=== PROVIDED RECORDS ===

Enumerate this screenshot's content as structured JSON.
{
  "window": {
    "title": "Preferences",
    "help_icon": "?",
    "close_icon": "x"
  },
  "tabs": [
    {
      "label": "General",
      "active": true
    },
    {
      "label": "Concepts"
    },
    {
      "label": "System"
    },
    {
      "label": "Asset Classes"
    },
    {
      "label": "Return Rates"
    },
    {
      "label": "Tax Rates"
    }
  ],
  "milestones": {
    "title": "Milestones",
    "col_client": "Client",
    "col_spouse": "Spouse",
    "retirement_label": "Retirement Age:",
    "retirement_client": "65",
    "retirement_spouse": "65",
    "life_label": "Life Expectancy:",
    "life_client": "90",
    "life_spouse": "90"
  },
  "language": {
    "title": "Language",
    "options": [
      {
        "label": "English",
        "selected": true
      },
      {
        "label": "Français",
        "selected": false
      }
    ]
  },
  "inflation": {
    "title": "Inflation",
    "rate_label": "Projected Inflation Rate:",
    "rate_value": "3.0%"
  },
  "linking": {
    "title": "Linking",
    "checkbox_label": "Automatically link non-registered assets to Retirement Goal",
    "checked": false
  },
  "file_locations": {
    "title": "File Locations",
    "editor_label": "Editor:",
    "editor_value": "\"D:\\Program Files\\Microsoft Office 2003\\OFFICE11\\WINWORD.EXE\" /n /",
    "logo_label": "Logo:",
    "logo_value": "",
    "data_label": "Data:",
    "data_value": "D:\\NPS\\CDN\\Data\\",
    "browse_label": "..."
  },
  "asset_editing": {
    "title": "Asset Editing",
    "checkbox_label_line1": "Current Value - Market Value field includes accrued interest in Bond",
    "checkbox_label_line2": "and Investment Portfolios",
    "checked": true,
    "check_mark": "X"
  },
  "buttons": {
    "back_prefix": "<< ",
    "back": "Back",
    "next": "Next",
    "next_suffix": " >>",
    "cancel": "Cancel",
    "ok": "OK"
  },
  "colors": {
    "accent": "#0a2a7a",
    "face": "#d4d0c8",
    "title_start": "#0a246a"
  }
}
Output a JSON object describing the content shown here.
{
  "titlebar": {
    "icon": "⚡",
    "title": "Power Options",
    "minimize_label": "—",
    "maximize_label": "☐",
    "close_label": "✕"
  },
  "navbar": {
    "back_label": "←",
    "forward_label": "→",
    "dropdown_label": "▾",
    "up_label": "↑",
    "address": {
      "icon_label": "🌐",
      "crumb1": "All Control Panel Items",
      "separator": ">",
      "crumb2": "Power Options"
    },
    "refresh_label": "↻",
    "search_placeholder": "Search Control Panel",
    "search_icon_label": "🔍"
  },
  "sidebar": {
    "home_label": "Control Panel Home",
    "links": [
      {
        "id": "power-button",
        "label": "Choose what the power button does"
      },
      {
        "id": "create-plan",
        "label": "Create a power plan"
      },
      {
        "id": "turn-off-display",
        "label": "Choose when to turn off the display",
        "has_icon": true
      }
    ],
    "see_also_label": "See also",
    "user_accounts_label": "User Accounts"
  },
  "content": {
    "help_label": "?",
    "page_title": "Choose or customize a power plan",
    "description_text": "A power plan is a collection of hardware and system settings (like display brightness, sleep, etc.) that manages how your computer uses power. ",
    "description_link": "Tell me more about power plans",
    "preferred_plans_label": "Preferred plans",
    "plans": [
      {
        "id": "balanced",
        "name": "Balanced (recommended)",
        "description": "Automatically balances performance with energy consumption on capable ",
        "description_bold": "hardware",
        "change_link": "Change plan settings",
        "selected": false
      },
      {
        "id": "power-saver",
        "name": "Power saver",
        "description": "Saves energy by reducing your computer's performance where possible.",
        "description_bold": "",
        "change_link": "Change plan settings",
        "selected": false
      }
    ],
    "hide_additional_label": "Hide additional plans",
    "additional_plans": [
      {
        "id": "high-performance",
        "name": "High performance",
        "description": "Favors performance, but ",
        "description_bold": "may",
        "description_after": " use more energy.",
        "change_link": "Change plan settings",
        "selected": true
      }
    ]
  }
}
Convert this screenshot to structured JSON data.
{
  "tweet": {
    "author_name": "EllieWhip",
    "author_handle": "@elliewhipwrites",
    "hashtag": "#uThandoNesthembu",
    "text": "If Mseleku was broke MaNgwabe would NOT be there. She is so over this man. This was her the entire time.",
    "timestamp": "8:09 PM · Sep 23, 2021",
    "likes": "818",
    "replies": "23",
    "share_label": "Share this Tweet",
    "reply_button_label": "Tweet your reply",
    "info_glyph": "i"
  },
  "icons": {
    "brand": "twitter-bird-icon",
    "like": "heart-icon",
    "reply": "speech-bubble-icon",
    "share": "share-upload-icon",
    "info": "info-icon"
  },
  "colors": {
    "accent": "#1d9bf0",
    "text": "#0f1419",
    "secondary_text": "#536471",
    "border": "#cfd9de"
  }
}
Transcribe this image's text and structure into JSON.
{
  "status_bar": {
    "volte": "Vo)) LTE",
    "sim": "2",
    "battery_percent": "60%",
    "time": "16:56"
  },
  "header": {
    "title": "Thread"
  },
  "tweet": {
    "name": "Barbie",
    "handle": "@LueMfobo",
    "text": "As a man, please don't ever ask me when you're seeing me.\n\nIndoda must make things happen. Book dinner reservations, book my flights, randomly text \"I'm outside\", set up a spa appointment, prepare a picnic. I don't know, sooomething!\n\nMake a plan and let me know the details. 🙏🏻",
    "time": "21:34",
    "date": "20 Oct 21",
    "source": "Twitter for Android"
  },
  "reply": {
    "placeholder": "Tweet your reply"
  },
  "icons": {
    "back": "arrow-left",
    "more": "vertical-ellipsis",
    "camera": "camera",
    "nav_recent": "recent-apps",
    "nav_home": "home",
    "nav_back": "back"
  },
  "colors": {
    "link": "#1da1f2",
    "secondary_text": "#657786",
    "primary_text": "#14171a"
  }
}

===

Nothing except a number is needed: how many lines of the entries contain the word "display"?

3